"In just two years, Judge Pastore Klein has taken an idea and brought it to fruition by creating a program that helps individuals improve their lives through access to existing local resources, from counseling, to job readiness training, to full-time employment,” said Chief Judge Morrissey. “People in the Re-Entry Program are now making positive contributions to their families and society."

Judge Pastore Klein founded the DCREP in September 2016 as a court-focused, criminal recidivism initiative offering defendants an opportunity to participate in full-time job training and job placement programs as a condition of their probation or in lieu of incarceration. More than 95 participants have completed the program to date.

“The Re-Entry Project is an innovative and effective strategy to reduce recidivism and help defendants get the skills and services needed to ensure their success,” said Judge Waxman.

Through the program, a judge refers a defendant to one of 17 participating organizations that focus on preparing ex-offenders for the workforce.
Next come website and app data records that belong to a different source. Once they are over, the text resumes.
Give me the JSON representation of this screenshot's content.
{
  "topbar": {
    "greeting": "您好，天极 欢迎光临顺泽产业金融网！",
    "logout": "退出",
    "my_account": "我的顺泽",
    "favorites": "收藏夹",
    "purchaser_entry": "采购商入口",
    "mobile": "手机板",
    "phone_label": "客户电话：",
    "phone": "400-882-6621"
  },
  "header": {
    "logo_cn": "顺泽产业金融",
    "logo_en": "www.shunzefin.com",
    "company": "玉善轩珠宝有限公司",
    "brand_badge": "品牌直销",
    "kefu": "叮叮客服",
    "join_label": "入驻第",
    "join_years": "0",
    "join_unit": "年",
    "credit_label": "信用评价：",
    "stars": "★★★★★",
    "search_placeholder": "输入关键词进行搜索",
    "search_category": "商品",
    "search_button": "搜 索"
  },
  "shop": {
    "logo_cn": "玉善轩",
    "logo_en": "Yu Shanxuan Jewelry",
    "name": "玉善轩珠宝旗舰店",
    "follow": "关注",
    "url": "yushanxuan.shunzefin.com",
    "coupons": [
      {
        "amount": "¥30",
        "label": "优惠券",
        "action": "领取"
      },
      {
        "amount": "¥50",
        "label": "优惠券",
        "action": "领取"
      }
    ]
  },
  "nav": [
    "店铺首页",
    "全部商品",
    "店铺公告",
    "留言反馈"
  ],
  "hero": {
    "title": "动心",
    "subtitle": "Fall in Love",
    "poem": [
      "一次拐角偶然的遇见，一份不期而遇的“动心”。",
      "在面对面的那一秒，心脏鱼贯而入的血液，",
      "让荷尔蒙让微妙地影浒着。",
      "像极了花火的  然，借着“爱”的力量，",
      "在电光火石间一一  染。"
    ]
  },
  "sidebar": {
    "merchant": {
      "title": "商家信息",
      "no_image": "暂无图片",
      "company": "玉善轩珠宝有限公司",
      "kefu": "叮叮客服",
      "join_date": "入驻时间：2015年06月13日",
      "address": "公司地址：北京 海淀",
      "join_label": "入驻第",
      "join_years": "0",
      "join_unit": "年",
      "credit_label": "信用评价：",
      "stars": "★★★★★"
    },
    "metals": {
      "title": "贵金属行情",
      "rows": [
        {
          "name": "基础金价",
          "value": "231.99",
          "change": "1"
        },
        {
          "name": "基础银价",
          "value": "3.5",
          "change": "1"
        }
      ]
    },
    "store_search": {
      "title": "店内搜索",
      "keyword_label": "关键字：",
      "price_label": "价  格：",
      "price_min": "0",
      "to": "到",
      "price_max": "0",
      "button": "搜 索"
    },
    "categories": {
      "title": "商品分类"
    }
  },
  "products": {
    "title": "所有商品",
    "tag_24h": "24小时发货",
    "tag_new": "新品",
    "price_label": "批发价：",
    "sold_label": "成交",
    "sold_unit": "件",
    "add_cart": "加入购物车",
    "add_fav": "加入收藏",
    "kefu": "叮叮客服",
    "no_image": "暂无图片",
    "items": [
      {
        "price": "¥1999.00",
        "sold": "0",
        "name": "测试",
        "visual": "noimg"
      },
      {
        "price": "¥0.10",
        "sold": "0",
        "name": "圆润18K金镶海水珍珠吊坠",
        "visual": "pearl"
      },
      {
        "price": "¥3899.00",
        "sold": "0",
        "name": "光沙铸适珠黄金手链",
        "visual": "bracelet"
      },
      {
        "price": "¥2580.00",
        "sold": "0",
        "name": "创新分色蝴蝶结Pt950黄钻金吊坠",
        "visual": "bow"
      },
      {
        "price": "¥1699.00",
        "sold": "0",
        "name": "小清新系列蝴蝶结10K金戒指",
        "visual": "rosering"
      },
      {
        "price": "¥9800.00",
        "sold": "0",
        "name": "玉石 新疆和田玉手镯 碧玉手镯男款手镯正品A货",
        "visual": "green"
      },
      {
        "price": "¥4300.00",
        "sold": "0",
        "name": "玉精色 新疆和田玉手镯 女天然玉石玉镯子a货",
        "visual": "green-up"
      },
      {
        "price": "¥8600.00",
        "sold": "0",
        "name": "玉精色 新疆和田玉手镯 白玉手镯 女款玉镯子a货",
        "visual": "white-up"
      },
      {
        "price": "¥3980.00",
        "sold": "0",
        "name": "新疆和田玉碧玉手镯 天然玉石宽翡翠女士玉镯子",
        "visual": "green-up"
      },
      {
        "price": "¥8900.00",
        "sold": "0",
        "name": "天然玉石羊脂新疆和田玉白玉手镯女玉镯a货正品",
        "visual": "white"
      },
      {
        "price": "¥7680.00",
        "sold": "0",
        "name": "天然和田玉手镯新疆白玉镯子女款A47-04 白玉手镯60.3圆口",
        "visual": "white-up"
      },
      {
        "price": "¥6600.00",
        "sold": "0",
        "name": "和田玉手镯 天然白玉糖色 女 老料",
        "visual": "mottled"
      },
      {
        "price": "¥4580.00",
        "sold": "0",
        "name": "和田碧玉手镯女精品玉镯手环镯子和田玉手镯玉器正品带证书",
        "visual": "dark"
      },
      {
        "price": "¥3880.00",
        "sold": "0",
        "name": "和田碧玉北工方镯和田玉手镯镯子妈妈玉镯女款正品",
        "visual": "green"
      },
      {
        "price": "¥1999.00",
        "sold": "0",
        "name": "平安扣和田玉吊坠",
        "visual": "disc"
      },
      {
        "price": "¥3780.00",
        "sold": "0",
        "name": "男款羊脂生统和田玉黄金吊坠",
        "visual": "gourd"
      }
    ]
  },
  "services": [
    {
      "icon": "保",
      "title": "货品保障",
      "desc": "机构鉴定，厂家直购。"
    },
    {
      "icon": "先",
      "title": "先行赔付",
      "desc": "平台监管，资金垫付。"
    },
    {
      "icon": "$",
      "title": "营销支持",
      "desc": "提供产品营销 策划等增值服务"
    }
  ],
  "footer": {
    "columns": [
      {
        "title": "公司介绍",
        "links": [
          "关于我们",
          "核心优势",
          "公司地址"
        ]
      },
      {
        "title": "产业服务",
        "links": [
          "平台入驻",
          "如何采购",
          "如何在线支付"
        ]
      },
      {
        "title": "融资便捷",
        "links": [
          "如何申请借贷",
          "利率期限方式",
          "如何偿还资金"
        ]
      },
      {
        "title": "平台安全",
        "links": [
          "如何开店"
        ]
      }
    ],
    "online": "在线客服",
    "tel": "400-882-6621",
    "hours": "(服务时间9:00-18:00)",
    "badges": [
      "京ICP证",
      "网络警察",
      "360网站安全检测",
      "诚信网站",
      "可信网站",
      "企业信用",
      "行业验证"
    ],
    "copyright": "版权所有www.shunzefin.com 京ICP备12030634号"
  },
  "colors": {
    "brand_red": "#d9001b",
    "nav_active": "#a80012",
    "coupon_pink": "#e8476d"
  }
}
If the participant successfully completes the organization’s requirements, they receive an agreed-upon incentive. A judge may convert a supervised probation to an unsupervised probation, waive probation fees, or even end the defendant’s probation early. In addition, defendants who may have been sentenced to a minimal amount of jail time may have the chance to participate in the DCREP in lieu of jail time. The DCREP also has expanded to include pretrial services, which allow defendants awaiting trial the opportunity to acquire new skills and gain employment.

“The Re-Entry Project helps criminal defendants change the course of their lives and gives people a fresh start. This is a viable alternative to incarceration, when the defendant is willing to follow the plan and put in the work,” said Judge Pastore Klein. “The program helps to empower defendants by connecting them to resources and opportunities for employment.”

Through the Re-Entry Program’s partnerships, participants have earned certifications in solar panel installation, lead paint removal, apartment maintenance, food service, and electrical apprenticeships. One of the program’s main goals is to reduce recidivism by helping participants learn workforce skills. The Re-Entry Program has a low recidivism rate to date, with just five out of 95 participants re-offending.

# # #